**ABOUT THIS TASK:** The records below must be reproduced in full and without error.

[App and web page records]
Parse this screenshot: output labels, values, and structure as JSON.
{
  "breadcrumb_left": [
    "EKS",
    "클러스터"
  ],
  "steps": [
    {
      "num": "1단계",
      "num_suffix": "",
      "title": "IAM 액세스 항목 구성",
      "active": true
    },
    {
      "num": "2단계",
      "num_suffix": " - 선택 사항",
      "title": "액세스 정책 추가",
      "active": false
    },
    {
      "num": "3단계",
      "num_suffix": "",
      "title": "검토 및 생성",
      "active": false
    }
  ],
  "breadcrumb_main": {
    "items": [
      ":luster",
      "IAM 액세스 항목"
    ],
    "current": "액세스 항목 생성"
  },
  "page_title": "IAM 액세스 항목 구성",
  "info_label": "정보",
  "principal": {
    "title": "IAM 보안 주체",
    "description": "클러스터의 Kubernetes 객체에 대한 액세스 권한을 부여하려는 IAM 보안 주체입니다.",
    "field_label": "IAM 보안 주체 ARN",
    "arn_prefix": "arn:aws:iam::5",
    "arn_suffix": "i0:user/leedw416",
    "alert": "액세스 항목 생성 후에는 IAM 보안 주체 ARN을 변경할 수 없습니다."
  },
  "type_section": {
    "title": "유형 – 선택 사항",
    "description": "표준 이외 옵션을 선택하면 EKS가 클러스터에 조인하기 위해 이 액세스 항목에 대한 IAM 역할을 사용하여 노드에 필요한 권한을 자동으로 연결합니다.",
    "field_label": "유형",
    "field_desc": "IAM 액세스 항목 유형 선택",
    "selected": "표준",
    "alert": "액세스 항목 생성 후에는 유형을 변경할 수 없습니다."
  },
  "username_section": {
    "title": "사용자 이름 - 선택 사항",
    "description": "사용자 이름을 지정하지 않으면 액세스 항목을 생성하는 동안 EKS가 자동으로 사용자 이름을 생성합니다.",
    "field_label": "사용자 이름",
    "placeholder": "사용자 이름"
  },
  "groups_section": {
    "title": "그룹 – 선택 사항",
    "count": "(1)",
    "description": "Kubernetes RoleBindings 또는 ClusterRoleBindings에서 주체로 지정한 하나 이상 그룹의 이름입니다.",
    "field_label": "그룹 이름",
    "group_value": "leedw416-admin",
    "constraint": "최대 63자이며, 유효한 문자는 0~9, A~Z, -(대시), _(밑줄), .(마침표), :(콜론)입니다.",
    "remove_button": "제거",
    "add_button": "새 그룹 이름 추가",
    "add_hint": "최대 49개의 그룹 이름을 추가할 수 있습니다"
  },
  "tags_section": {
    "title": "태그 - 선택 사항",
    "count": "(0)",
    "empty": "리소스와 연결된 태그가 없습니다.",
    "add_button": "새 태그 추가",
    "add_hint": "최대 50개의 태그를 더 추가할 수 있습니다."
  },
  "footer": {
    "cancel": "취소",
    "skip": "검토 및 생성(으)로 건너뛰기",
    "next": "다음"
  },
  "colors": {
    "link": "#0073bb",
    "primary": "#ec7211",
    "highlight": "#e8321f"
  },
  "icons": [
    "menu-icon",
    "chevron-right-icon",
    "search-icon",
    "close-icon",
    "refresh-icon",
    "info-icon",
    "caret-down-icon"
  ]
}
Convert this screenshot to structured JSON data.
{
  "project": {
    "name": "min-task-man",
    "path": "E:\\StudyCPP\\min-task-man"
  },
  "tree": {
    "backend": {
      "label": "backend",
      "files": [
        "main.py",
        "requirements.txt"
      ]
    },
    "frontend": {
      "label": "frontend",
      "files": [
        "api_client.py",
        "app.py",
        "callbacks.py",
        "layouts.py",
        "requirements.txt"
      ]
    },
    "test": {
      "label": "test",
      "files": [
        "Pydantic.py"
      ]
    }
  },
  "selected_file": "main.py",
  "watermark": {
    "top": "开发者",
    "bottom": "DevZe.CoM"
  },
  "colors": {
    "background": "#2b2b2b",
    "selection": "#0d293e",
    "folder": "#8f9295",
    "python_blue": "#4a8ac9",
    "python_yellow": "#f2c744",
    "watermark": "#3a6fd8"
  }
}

**FINISHED EXERCISE:**
Parse this screenshot: output labels, values, and structure as JSON.
{
  "breadcrumb_left": [
    "EKS",
    "클러스터"
  ],
  "steps": [
    {
      "num": "1단계",
      "num_suffix": "",
      "title": "IAM 액세스 항목 구성",
      "active": true
    },
    {
      "num": "2단계",
      "num_suffix": " - 선택 사항",
      "title": "액세스 정책 추가",
      "active": false
    },
    {
      "num": "3단계",
      "num_suffix": "",
      "title": "검토 및 생성",
      "active": false
    }
  ],
  "breadcrumb_main": {
    "items": [
      ":luster",
      "IAM 액세스 항목"
    ],
    "current": "액세스 항목 생성"
  },
  "page_title": "IAM 액세스 항목 구성",
  "info_label": "정보",
  "principal": {
    "title": "IAM 보안 주체",
    "description": "클러스터의 Kubernetes 객체에 대한 액세스 권한을 부여하려는 IAM 보안 주체입니다.",
    "field_label": "IAM 보안 주체 ARN",
    "arn_prefix": "arn:aws:iam::5",
    "arn_suffix": "i0:user/leedw416",
    "alert": "액세스 항목 생성 후에는 IAM 보안 주체 ARN을 변경할 수 없습니다."
  },
  "type_section": {
    "title": "유형 – 선택 사항",
    "description": "표준 이외 옵션을 선택하면 EKS가 클러스터에 조인하기 위해 이 액세스 항목에 대한 IAM 역할을 사용하여 노드에 필요한 권한을 자동으로 연결합니다.",
    "field_label": "유형",
    "field_desc": "IAM 액세스 항목 유형 선택",
    "selected": "표준",
    "alert": "액세스 항목 생성 후에는 유형을 변경할 수 없습니다."
  },
  "username_section": {
    "title": "사용자 이름 - 선택 사항",
    "description": "사용자 이름을 지정하지 않으면 액세스 항목을 생성하는 동안 EKS가 자동으로 사용자 이름을 생성합니다.",
    "field_label": "사용자 이름",
    "placeholder": "사용자 이름"
  },
  "groups_section": {
    "title": "그룹 – 선택 사항",
    "count": "(1)",
    "description": "Kubernetes RoleBindings 또는 ClusterRoleBindings에서 주체로 지정한 하나 이상 그룹의 이름입니다.",
    "field_label": "그룹 이름",
    "group_value": "leedw416-admin",
    "constraint": "최대 63자이며, 유효한 문자는 0~9, A~Z, -(대시), _(밑줄), .(마침표), :(콜론)입니다.",
    "remove_button": "제거",
    "add_button": "새 그룹 이름 추가",
    "add_hint": "최대 49개의 그룹 이름을 추가할 수 있습니다"
  },
  "tags_section": {
    "title": "태그 - 선택 사항",
    "count": "(0)",
    "empty": "리소스와 연결된 태그가 없습니다.",
    "add_button": "새 태그 추가",
    "add_hint": "최대 50개의 태그를 더 추가할 수 있습니다."
  },
  "footer": {
    "cancel": "취소",
    "skip": "검토 및 생성(으)로 건너뛰기",
    "next": "다음"
  },
  "colors": {
    "link": "#0073bb",
    "primary": "#ec7211",
    "highlight": "#e8321f"
  },
  "icons": [
    "menu-icon",
    "chevron-right-icon",
    "search-icon",
    "close-icon",
    "refresh-icon",
    "info-icon",
    "caret-down-icon"
  ]
}
Convert this screenshot to structured JSON data.
{
  "project": {
    "name": "min-task-man",
    "path": "E:\\StudyCPP\\min-task-man"
  },
  "tree": {
    "backend": {
      "label": "backend",
      "files": [
        "main.py",
        "requirements.txt"
      ]
    },
    "frontend": {
      "label": "frontend",
      "files": [
        "api_client.py",
        "app.py",
        "callbacks.py",
        "layouts.py",
        "requirements.txt"
      ]
    },
    "test": {
      "label": "test",
      "files": [
        "Pydantic.py"
      ]
    }
  },
  "selected_file": "main.py",
  "watermark": {
    "top": "开发者",
    "bottom": "DevZe.CoM"
  },
  "colors": {
    "background": "#2b2b2b",
    "selection": "#0d293e",
    "folder": "#8f9295",
    "python_blue": "#4a8ac9",
    "python_yellow": "#f2c744",
    "watermark": "#3a6fd8"
  }
}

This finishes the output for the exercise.